#### Data listing ####
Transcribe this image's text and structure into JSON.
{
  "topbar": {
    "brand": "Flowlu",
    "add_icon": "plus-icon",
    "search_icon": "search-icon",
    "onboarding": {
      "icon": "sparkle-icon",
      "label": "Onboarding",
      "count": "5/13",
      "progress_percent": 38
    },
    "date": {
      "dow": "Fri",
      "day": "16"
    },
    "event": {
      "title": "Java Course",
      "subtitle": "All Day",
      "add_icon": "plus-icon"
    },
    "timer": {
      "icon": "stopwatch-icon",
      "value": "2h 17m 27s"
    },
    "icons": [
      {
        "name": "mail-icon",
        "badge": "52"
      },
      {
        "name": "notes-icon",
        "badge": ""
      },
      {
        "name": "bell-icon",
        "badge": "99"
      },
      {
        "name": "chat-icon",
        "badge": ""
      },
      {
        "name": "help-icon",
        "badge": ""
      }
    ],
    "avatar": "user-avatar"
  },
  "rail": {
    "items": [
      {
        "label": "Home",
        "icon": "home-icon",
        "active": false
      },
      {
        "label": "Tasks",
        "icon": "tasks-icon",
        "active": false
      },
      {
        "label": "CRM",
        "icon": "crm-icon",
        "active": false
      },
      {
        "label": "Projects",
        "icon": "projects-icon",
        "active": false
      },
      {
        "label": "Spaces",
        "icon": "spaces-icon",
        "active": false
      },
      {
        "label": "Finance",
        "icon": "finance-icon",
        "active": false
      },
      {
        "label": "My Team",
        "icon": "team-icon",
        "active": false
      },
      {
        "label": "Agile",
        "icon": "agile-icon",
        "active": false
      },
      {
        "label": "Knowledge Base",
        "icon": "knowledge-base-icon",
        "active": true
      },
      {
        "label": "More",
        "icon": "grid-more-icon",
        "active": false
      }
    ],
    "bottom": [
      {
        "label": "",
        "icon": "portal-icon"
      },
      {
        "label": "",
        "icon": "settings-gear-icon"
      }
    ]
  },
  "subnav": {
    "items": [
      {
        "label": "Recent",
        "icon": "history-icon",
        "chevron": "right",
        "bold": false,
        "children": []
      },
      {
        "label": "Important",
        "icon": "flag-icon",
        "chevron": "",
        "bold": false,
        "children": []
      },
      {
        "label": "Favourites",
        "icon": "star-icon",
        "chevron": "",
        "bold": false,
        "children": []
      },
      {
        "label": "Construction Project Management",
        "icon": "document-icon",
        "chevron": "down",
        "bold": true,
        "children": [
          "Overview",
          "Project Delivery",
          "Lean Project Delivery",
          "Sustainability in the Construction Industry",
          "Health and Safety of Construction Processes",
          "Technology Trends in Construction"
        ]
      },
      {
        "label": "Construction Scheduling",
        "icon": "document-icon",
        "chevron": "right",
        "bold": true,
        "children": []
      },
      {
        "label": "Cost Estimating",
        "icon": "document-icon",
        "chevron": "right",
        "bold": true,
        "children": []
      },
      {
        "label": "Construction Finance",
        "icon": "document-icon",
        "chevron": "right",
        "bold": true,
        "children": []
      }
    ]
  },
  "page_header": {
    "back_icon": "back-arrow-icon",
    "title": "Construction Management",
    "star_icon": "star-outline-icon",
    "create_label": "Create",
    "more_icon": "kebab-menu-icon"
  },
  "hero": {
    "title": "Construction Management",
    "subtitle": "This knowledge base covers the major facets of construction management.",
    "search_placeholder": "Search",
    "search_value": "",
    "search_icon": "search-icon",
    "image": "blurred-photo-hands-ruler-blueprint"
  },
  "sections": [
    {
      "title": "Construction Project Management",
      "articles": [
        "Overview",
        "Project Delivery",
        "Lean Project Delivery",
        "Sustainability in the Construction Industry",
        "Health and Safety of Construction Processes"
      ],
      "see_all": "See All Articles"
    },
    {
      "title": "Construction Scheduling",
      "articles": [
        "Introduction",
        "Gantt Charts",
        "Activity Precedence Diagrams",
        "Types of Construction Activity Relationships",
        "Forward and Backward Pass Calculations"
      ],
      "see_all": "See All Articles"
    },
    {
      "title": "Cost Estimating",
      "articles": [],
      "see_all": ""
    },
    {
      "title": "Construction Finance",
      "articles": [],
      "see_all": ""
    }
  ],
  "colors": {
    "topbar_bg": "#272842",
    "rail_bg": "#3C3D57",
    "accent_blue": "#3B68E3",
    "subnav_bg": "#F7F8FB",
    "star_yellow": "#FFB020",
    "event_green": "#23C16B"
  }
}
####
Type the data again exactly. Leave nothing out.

Transcribe this image's text and structure into JSON.
{
  "topbar": {
    "brand": "Flowlu",
    "add_icon": "plus-icon",
    "search_icon": "search-icon",
    "onboarding": {
      "icon": "sparkle-icon",
      "label": "Onboarding",
      "count": "5/13",
      "progress_percent": 38
    },
    "date": {
      "dow": "Fri",
      "day": "16"
    },
    "event": {
      "title": "Java Course",
      "subtitle": "All Day",
      "add_icon": "plus-icon"
    },
    "timer": {
      "icon": "stopwatch-icon",
      "value": "2h 17m 27s"
    },
    "icons": [
      {
        "name": "mail-icon",
        "badge": "52"
      },
      {
        "name": "notes-icon",
        "badge": ""
      },
      {
        "name": "bell-icon",
        "badge": "99"
      },
      {
        "name": "chat-icon",
        "badge": ""
      },
      {
        "name": "help-icon",
        "badge": ""
      }
    ],
    "avatar": "user-avatar"
  },
  "rail": {
    "items": [
      {
        "label": "Home",
        "icon": "home-icon",
        "active": false
      },
      {
        "label": "Tasks",
        "icon": "tasks-icon",
        "active": false
      },
      {
        "label": "CRM",
        "icon": "crm-icon",
        "active": false
      },
      {
        "label": "Projects",
        "icon": "projects-icon",
        "active": false
      },
      {
        "label": "Spaces",
        "icon": "spaces-icon",
        "active": false
      },
      {
        "label": "Finance",
        "icon": "finance-icon",
        "active": false
      },
      {
        "label": "My Team",
        "icon": "team-icon",
        "active": false
      },
      {
        "label": "Agile",
        "icon": "agile-icon",
        "active": false
      },
      {
        "label": "Knowledge Base",
        "icon": "knowledge-base-icon",
        "active": true
      },
      {
        "label": "More",
        "icon": "grid-more-icon",
        "active": false
      }
    ],
    "bottom": [
      {
        "label": "",
        "icon": "portal-icon"
      },
      {
        "label": "",
        "icon": "settings-gear-icon"
      }
    ]
  },
  "subnav": {
    "items": [
      {
        "label": "Recent",
        "icon": "history-icon",
        "chevron": "right",
        "bold": false,
        "children": []
      },
      {
        "label": "Important",
        "icon": "flag-icon",
        "chevron": "",
        "bold": false,
        "children": []
      },
      {
        "label": "Favourites",
        "icon": "star-icon",
        "chevron": "",
        "bold": false,
        "children": []
      },
      {
        "label": "Construction Project Management",
        "icon": "document-icon",
        "chevron": "down",
        "bold": true,
        "children": [
          "Overview",
          "Project Delivery",
          "Lean Project Delivery",
          "Sustainability in the Construction Industry",
          "Health and Safety of Construction Processes",
          "Technology Trends in Construction"
        ]
      },
      {
        "label": "Construction Scheduling",
        "icon": "document-icon",
        "chevron": "right",
        "bold": true,
        "children": []
      },
      {
        "label": "Cost Estimating",
        "icon": "document-icon",
        "chevron": "right",
        "bold": true,
        "children": []
      },
      {
        "label": "Construction Finance",
        "icon": "document-icon",
        "chevron": "right",
        "bold": true,
        "children": []
      }
    ]
  },
  "page_header": {
    "back_icon": "back-arrow-icon",
    "title": "Construction Management",
    "star_icon": "star-outline-icon",
    "create_label": "Create",
    "more_icon": "kebab-menu-icon"
  },
  "hero": {
    "title": "Construction Management",
    "subtitle": "This knowledge base covers the major facets of construction management.",
    "search_placeholder": "Search",
    "search_value": "",
    "search_icon": "search-icon",
    "image": "blurred-photo-hands-ruler-blueprint"
  },
  "sections": [
    {
      "title": "Construction Project Management",
      "articles": [
        "Overview",
        "Project Delivery",
        "Lean Project Delivery",
        "Sustainability in the Construction Industry",
        "Health and Safety of Construction Processes"
      ],
      "see_all": "See All Articles"
    },
    {
      "title": "Construction Scheduling",
      "articles": [
        "Introduction",
        "Gantt Charts",
        "Activity Precedence Diagrams",
        "Types of Construction Activity Relationships",
        "Forward and Backward Pass Calculations"
      ],
      "see_all": "See All Articles"
    },
    {
      "title": "Cost Estimating",
      "articles": [],
      "see_all": ""
    },
    {
      "title": "Construction Finance",
      "articles": [],
      "see_all": ""
    }
  ],
  "colors": {
    "topbar_bg": "#272842",
    "rail_bg": "#3C3D57",
    "accent_blue": "#3B68E3",
    "subnav_bg": "#F7F8FB",
    "star_yellow": "#FFB020",
    "event_green": "#23C16B"
  }
}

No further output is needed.